[Interface dataset entries]
----------------

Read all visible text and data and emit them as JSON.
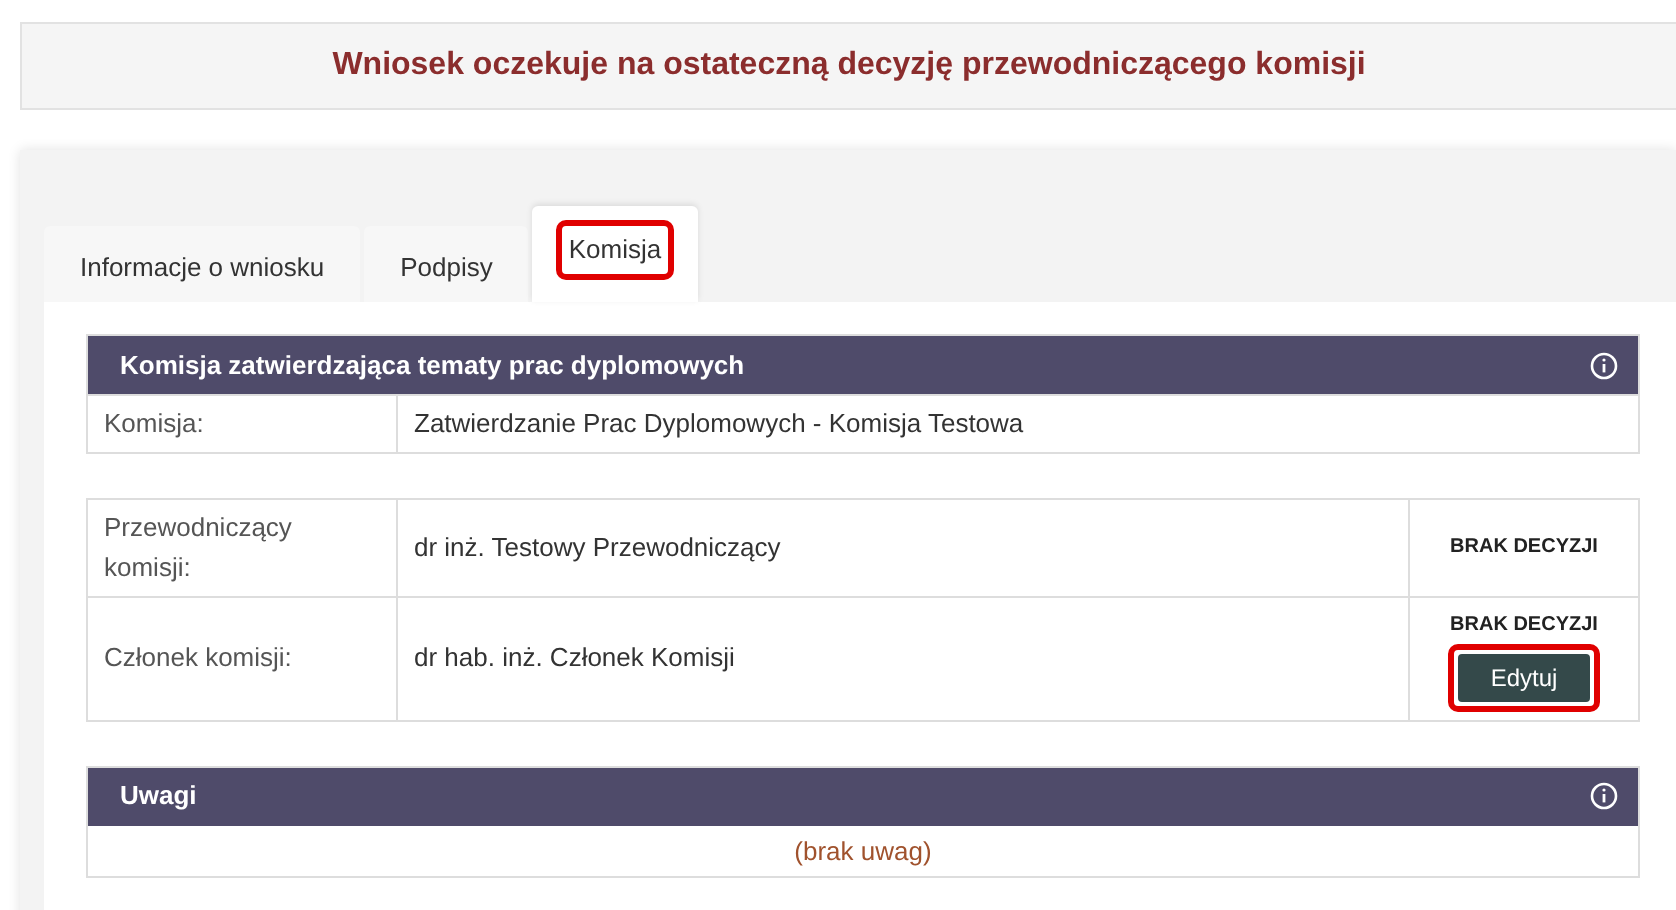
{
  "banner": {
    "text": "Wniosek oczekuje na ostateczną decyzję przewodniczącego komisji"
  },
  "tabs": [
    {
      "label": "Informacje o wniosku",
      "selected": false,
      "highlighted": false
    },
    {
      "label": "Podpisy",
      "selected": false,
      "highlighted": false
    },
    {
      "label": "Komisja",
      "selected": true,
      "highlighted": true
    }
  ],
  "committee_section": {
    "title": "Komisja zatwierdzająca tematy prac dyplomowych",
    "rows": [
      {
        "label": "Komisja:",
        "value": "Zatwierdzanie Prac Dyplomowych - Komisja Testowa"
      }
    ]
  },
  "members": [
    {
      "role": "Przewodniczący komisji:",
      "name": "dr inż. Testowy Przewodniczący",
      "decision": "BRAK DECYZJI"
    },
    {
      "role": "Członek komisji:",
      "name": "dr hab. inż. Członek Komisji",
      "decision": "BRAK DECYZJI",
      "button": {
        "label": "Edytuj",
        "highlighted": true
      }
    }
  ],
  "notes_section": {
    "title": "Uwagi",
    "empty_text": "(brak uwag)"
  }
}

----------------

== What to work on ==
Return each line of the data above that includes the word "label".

== Response box ==
      "label": "Informacje o wniosku",
      "label": "Podpisy",
      "label": "Komisja",
        "label": "Komisja:",
        "label": "Edytuj",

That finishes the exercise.